→ **TASK DIRECTIONS**
Show every line from the entries that follow which holds the word "Simulation".
:: MATERIAL FOR THE TASK
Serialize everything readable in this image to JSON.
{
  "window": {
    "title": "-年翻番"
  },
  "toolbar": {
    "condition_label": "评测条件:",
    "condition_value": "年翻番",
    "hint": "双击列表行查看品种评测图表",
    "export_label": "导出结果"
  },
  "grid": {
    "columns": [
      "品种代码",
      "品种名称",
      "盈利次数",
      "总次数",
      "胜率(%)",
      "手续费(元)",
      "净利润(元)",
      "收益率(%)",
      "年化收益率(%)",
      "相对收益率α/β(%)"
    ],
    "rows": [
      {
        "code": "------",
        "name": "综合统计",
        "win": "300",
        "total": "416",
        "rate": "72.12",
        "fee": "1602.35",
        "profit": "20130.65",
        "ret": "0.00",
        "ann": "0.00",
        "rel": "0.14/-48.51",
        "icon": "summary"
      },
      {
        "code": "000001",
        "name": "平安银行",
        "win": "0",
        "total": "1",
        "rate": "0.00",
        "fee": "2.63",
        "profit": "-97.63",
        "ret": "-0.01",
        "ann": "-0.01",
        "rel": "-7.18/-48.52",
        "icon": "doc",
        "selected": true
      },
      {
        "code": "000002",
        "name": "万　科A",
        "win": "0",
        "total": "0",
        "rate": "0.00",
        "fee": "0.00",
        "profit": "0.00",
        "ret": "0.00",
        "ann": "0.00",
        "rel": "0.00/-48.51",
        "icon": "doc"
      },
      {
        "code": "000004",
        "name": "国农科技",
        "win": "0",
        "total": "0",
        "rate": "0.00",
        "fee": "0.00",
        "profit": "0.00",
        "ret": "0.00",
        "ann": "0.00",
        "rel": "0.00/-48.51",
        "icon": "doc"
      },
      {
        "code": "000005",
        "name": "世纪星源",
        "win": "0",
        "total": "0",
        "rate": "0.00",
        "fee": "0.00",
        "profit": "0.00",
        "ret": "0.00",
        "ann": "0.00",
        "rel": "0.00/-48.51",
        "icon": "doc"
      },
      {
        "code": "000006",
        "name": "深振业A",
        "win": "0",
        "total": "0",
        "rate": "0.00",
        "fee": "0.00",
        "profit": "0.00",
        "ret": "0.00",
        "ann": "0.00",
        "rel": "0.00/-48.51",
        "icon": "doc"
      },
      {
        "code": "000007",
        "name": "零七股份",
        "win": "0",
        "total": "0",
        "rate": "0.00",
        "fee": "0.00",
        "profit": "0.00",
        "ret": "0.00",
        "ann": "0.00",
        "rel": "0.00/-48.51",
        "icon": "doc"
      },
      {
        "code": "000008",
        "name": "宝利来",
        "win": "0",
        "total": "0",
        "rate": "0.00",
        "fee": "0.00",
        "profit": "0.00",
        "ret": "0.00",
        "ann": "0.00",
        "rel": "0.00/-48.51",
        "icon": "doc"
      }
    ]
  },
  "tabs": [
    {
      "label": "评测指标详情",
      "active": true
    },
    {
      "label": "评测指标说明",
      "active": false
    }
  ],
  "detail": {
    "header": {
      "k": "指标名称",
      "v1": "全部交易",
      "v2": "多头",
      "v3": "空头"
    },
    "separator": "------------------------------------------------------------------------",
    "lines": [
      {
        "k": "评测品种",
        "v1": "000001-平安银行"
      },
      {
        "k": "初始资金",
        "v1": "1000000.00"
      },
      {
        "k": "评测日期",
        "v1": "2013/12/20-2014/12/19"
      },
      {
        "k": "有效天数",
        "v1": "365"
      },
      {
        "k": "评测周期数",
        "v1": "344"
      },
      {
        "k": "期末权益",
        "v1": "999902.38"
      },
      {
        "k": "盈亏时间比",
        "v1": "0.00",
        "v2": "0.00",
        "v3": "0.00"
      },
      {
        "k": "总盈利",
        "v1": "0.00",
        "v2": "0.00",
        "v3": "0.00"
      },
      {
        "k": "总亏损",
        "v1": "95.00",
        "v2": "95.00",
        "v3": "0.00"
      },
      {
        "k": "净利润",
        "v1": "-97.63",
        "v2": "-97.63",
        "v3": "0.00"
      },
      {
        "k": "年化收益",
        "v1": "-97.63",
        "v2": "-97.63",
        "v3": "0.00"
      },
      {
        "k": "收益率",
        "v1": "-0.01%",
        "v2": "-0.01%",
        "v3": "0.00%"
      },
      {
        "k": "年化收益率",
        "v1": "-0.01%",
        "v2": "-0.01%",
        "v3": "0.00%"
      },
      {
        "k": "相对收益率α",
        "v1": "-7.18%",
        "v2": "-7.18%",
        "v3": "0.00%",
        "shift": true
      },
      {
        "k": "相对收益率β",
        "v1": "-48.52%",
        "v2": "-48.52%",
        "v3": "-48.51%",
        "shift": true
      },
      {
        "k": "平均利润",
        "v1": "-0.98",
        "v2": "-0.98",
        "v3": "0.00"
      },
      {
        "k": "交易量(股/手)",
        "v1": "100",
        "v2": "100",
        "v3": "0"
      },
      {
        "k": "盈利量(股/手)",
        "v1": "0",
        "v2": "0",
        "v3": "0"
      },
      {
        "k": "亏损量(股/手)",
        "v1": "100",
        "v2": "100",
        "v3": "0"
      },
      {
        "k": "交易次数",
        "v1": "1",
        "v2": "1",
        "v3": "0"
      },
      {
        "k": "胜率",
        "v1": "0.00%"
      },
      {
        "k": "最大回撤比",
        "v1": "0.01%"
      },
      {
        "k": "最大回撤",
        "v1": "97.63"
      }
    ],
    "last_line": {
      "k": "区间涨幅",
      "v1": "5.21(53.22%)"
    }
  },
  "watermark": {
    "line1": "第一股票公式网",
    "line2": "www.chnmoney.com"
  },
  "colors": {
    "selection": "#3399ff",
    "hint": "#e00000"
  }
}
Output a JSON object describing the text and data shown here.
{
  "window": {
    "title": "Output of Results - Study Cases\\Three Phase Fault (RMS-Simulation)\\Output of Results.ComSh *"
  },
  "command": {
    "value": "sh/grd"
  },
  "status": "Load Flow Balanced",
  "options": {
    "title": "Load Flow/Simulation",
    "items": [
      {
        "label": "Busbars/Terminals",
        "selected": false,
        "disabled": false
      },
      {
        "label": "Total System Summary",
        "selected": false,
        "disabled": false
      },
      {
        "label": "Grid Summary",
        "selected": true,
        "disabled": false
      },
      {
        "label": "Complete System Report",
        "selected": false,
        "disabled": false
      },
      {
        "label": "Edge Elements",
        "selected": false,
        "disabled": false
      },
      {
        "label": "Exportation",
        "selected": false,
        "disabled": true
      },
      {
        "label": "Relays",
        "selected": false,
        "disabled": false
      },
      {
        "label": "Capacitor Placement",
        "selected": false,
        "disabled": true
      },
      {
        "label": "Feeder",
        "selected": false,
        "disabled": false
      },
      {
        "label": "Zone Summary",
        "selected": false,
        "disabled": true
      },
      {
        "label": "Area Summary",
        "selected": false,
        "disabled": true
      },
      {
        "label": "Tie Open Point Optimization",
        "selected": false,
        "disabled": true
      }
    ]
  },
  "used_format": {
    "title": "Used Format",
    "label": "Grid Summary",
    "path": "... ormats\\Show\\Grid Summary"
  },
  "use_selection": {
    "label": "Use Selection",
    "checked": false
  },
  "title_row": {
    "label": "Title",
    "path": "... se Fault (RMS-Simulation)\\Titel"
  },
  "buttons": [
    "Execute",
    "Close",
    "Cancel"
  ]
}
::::
→ **PROBLEM SOLUTION**
    "title": "Output of Results - Study Cases\\Three Phase Fault (RMS-Simulation)\\Output of Results.ComSh *"
    "title": "Load Flow/Simulation",
    "path": "... se Fault (RMS-Simulation)\\Titel"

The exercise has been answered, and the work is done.